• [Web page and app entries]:
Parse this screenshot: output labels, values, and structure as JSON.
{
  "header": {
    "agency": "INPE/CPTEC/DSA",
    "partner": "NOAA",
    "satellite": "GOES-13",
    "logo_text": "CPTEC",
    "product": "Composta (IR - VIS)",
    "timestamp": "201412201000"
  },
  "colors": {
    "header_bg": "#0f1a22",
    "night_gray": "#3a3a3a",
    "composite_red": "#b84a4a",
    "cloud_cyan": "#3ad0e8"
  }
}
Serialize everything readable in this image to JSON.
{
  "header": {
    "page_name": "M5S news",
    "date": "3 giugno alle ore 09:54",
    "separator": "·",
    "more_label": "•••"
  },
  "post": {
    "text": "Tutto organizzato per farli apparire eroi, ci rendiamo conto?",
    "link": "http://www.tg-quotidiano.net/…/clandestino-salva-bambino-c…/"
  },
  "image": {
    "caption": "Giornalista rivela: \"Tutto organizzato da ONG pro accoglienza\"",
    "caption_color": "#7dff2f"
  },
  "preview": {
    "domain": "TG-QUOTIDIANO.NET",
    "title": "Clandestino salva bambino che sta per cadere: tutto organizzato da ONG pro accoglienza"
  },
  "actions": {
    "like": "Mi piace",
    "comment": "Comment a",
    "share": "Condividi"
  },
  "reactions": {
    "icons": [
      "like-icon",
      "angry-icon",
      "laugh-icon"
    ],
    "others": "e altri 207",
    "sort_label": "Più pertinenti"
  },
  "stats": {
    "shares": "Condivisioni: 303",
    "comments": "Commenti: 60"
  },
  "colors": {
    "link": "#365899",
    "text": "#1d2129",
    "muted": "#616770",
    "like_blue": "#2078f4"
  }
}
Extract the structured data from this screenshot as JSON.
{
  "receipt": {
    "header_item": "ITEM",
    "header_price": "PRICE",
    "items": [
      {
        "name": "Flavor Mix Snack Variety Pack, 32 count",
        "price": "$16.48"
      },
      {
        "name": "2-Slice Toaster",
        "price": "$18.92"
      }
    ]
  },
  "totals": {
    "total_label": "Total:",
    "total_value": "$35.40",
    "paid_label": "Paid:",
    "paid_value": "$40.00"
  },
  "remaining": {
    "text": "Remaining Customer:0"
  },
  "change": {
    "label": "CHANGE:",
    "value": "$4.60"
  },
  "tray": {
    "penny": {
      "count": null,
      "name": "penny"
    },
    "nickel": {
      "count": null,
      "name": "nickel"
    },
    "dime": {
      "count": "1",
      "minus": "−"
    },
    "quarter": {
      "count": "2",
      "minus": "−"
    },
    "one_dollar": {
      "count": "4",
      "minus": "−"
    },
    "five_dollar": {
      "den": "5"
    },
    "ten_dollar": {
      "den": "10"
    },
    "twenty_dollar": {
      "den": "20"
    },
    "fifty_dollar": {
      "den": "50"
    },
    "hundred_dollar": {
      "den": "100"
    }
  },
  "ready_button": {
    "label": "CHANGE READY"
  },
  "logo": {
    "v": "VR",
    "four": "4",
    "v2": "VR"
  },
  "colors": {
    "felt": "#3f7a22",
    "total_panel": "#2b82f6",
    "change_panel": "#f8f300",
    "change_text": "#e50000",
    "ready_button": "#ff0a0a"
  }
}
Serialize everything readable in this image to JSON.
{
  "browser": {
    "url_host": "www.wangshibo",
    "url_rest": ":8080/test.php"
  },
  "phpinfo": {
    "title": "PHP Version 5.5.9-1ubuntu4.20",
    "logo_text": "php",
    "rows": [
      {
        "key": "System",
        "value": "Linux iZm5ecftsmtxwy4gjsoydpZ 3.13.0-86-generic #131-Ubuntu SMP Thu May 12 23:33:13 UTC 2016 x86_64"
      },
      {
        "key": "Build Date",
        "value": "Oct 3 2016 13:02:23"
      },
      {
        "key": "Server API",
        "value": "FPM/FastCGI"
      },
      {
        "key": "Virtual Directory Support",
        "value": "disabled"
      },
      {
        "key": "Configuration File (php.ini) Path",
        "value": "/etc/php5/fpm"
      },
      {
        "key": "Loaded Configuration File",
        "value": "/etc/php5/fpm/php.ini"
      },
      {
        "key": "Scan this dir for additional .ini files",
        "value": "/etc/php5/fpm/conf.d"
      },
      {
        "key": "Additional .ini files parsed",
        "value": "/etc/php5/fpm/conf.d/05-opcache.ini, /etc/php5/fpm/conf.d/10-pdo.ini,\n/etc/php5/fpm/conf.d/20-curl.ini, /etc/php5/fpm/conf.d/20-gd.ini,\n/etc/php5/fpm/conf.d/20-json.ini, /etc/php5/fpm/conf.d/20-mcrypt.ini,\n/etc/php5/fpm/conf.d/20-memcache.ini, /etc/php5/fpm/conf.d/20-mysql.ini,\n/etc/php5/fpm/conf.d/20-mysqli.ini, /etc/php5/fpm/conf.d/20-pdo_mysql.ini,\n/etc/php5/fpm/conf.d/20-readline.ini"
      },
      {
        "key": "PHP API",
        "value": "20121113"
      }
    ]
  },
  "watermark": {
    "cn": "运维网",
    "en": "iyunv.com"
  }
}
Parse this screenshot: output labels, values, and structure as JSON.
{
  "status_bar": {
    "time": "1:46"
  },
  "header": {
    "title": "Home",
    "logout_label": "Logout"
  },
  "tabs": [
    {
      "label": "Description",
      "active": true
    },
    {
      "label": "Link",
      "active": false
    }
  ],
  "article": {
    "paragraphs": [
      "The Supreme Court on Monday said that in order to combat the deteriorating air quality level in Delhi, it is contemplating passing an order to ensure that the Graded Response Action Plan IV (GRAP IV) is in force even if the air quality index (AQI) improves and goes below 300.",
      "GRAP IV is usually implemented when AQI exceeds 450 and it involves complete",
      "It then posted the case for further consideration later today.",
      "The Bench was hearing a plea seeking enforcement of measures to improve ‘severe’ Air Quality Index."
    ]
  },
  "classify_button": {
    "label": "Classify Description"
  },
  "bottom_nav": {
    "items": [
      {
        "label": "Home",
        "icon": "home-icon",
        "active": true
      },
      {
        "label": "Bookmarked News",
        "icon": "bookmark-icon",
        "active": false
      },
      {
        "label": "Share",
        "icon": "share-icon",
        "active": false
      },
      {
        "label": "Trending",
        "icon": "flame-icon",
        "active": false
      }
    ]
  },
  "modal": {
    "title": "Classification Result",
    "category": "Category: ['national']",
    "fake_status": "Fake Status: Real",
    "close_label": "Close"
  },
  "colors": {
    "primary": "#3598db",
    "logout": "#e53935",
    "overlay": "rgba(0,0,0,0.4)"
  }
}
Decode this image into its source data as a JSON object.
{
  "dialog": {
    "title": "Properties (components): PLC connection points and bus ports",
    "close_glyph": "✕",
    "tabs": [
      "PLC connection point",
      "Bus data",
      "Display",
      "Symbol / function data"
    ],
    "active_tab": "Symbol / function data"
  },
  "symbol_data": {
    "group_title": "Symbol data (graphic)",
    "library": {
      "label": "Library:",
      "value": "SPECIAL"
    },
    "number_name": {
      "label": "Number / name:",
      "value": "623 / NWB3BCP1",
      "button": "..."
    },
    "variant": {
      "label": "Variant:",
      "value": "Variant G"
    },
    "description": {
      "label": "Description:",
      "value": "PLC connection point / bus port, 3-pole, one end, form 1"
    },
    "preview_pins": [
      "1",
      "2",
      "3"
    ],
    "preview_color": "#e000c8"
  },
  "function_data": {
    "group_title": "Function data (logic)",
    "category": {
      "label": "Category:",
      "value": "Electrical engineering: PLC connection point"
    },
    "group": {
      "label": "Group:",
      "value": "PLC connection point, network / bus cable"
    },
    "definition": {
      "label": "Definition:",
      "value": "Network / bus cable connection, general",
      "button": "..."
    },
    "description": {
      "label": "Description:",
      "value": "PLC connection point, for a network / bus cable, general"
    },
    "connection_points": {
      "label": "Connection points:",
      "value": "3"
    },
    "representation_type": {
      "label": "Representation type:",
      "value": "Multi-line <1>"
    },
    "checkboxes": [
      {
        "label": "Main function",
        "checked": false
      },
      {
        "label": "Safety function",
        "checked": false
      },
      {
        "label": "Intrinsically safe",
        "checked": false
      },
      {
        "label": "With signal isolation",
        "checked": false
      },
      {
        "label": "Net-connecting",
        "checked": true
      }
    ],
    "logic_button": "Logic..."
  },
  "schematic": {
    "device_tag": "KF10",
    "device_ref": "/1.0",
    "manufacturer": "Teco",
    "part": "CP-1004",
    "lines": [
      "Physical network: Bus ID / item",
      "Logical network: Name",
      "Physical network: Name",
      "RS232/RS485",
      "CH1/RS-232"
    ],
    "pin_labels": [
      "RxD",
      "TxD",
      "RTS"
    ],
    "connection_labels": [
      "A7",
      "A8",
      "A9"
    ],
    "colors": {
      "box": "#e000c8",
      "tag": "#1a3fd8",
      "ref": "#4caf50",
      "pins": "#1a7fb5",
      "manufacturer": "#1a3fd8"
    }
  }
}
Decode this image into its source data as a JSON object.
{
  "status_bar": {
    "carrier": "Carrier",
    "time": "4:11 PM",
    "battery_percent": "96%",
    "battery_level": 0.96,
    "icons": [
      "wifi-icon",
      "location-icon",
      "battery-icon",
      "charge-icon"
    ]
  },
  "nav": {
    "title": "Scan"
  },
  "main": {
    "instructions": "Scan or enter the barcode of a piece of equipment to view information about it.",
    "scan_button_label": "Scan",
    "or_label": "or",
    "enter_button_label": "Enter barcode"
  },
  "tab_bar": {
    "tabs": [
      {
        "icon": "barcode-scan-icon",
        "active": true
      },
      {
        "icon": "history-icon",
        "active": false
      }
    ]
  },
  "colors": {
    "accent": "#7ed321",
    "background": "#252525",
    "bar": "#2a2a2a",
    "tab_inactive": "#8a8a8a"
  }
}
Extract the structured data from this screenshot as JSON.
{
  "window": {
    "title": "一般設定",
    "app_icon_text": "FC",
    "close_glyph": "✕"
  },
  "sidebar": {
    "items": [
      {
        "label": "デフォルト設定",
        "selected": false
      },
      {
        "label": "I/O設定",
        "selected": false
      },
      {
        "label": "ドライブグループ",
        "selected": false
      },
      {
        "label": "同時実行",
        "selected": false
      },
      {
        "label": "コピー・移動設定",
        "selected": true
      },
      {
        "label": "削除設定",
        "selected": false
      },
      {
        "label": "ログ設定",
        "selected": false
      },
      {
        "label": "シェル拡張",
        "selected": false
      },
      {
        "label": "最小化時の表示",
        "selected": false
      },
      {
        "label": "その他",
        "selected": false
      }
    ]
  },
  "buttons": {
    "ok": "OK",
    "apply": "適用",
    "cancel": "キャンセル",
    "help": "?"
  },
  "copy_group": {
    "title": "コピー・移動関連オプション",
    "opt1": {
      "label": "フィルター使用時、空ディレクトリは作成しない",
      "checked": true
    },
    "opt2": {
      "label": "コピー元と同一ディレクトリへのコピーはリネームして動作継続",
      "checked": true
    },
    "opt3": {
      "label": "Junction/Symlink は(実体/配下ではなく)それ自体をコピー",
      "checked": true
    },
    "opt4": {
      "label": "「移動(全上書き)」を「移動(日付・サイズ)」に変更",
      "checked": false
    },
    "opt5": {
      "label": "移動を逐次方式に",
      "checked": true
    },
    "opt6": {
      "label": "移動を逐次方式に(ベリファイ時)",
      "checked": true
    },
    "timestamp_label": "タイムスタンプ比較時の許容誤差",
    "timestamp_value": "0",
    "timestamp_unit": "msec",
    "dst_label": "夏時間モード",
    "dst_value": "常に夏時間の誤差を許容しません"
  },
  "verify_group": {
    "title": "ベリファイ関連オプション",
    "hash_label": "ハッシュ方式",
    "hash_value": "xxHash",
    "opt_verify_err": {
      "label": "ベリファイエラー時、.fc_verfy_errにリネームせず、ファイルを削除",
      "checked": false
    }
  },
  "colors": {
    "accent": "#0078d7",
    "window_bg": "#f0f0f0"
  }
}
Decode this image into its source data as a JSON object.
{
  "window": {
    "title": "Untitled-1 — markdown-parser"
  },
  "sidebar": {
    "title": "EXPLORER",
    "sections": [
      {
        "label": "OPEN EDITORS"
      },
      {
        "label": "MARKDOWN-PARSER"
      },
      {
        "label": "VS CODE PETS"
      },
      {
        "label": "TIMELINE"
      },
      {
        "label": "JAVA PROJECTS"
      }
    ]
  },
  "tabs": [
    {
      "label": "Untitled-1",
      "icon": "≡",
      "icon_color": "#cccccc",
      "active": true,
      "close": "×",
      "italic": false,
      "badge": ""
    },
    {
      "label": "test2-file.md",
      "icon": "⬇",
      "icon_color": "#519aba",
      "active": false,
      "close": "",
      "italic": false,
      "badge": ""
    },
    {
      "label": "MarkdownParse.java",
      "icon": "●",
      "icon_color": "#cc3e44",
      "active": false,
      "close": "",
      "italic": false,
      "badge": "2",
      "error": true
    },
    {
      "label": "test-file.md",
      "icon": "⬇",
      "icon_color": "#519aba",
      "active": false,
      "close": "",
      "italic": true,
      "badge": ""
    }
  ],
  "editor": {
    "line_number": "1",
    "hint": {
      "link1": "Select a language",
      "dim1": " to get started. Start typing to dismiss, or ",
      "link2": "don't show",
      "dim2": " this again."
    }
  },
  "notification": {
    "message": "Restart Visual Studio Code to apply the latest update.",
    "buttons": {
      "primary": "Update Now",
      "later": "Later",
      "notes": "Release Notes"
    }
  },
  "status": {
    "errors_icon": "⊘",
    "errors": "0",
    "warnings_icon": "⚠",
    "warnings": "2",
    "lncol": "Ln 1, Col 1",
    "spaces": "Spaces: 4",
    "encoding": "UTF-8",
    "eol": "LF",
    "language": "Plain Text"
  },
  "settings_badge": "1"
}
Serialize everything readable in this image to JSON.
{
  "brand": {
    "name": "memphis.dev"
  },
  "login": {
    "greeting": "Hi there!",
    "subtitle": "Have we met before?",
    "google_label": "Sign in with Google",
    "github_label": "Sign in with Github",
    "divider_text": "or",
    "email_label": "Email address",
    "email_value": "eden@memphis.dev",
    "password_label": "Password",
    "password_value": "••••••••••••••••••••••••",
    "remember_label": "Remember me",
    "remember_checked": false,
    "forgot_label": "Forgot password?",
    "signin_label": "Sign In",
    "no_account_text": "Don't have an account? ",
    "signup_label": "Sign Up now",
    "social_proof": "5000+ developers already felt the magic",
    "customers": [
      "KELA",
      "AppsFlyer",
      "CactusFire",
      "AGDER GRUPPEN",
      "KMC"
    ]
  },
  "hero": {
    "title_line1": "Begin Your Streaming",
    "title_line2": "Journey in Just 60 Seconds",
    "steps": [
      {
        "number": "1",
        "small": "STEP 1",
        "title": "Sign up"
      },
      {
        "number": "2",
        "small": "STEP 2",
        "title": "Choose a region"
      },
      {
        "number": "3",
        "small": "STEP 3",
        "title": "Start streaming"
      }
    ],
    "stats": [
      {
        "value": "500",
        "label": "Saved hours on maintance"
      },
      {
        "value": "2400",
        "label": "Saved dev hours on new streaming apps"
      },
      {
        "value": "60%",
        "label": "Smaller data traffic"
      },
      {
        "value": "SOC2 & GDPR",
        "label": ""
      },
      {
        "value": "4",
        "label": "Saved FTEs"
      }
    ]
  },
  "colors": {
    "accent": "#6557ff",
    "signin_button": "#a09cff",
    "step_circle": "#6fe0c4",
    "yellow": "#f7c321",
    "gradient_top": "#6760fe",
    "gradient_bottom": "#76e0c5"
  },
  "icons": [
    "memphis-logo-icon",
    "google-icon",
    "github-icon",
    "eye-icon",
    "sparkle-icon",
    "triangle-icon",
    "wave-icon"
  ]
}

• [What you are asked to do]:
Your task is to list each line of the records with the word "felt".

• [Task solution]:
    "felt": "#3f7a22",
    "social_proof": "5000+ developers already felt the magic",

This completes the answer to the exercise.